From the car park cross a footbridge over the River Runie and go left on the path signed for Dun Canna (a prehistoric fort). The path - boggy in places - follows the base of the hillside beside the pancake-flat pastures of the River Runie floodplain to reach a junction and signpost for Achiltibuie. Here's where the Postie's Path starts getting interesting.
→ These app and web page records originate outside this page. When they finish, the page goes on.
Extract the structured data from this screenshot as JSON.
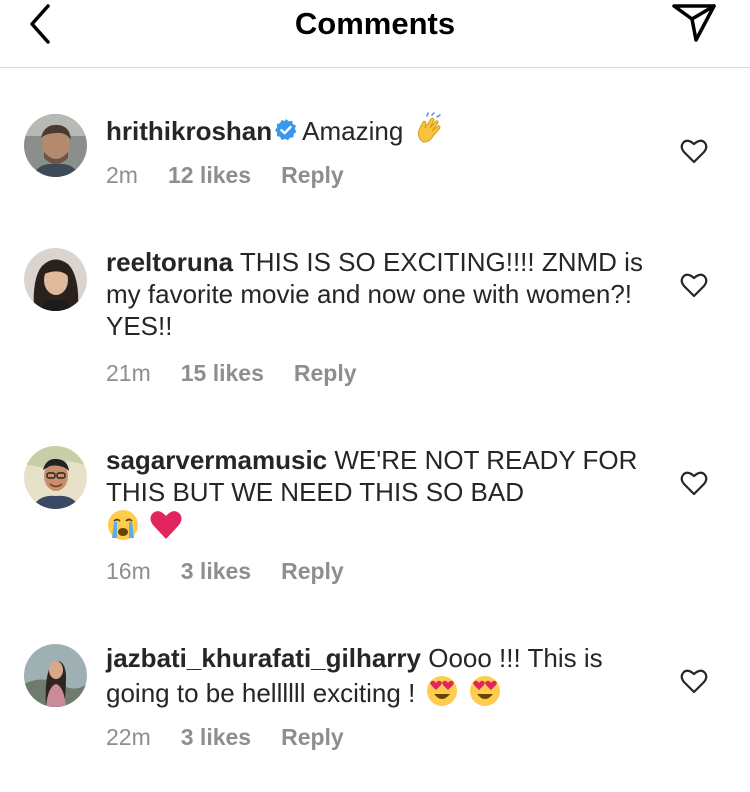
{
  "header": {
    "title": "Comments",
    "back_icon": "chevron-left-icon",
    "send_icon": "paper-plane-icon"
  },
  "colors": {
    "verified": "#3897f0",
    "muted": "#8e8e8e",
    "text": "#262626",
    "divider": "#dbdbdb"
  },
  "comments": [
    {
      "username": "hrithikroshan",
      "verified": true,
      "text": "Amazing",
      "emojis": [
        "clapping-hands-emoji"
      ],
      "time": "2m",
      "likes": "12 likes",
      "reply": "Reply"
    },
    {
      "username": "reeltoruna",
      "verified": false,
      "text": "THIS IS SO EXCITING!!!! ZNMD is my favorite movie and now one with women?! YES!!",
      "emojis": [],
      "time": "21m",
      "likes": "15 likes",
      "reply": "Reply"
    },
    {
      "username": "sagarvermamusic",
      "verified": false,
      "text": "WE'RE NOT READY FOR THIS BUT WE NEED THIS SO BAD",
      "emojis": [
        "loudly-crying-face-emoji",
        "red-heart-emoji"
      ],
      "time": "16m",
      "likes": "3 likes",
      "reply": "Reply"
    },
    {
      "username": "jazbati_khurafati_gilharry",
      "verified": false,
      "text": "Oooo !!! This is going to be hellllll exciting !",
      "emojis": [
        "heart-eyes-emoji",
        "heart-eyes-emoji"
      ],
      "time": "22m",
      "likes": "3 likes",
      "reply": "Reply"
    }
  ]
}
Turn right onto the signed path (as for Achiltibuie). This makes a long rising traverse across the steep craggy slopes overlooking Dun Canna and Loch Kanaird. It's rocky underfoot in places and soggy in others, and occasionally quite airy. Wherever the trail becomes indistinct look ahead for a marker post. Pass over a distinct level-topped headland with great views over the water to An Teallach, then descend into a burn cutting, following it briefly downstream beneath sandstone crags. Descend across knobbly ground to cross a larger burn.
An Teallach and Beinn Ghobhlach from the Postie's Path© Dan Bailey - UKHillwalking.com, Jul 2012
It's variations on a theme for the next few kms, the path weaving through sandstone outcrops, crossing several burn cuttings, visiting the odd bog and making some exciting traverses across steep sea cliffs. There's never a dull moment, and as you progress Ben Mor Coigach begins to make its presence felt. Eventually reach the large bay of Geodha Mor, where the craggy southern flank of Garbh Choireachan drops in a one-er from 700 metres to sea level. There can't be many sea 'cliffs' like it in the British Isles, and you've got to end up on top of it. Traverse across the back wall of the bay to reach the south side of the Garbh Allt gorge. Here the path turns hard right (not, as shown on some OS maps, straight on), climbing steeply alongside an old fence beside the lip of the gorge to reach a safer crossing point quite far upstream; posts show the way.
Cross the Garbh Allt, and at the high point of the Postie's Path on its north side leave the trail and ad-lib steeply uphill, working your way between little rocky outcrops to reach easier-angled shelving slopes. Deer paths and the odd cairn now lead you on a long rough rising traverse around the hillside below the upper crags of Garbh Choireachan, eventually landing you on a level boggy shoulder overlooking the houses of Culnacraig (start point for a much shorter round of the hill - but who'd want to do that?). Here cut right to climb a steep eroded path just left of a series of buttresses, leading onto Garbh Choireachan's airy summit ridge. All 'difficulties' (such as they are) can be avoided on obvious paths, but it's better to stick with the crest, where there's some enjoyable scrambling in a tremendous position above the sea.
From the high point of the ridge continue east along the arete, descending, via a few more bits and bobs of pleasant but avoidable scrambling, to a saddle where the Garbh Choireachan ridge joins the rest of the massif. An easy stroll gains the broad summit of Ben Mor Coigach itself, which stands a little apart from the line of the hill's main east-west ridge.
Regain the main ridge and follow it over a couple of small knobbly tops to a level plateau-like area beyond. Here cut northwest down steep grassy slopes to a low col separating Sgurr an Fhidhleir from the other major summits of the massif. Head to the cliff edge overlooking Lochan Tuath for the best view of the Nose, one of the largest crags in the northwest - seen here in profile. A short stiff climb now gains the airy summit of Sgurr an Fhidhleir with its vertiginous drops and stunning outlook to Stac Pollaidh, Suilven and the rest.
Sgurr an Fhidhleir, Beinn an Eoin, Stac Pollaidh and Suilven from Ben Mor Coigach© Dan Bailey - UKHillwalking.com, Jul 2012
Retrace your steps back down to the col and up onto the main massif, then continue roughly east across the plateau. A quick dip and reascent bring you to the sharp rocky peak of Speicein Coinnich, yet another highlight of this remarkable mountain.
A clear path descends the narrow east ridge; it's airy but not at all difficult. From about the 450m contour the ridge opens out onto an easier angled shoulder, and the path tends to disappear. Whenever the urge takes you now, cut south down a steep rough hillside, taking care in poor visibility to avoid occasional tiers of crag. Boggy ground leads to the outflow of Loch Eadar dha Bheinn. Cross the burn and go south to pick up a Landrover track.
This takes a fairly winding course back to Blughasary, but at least it's easy-going and quick.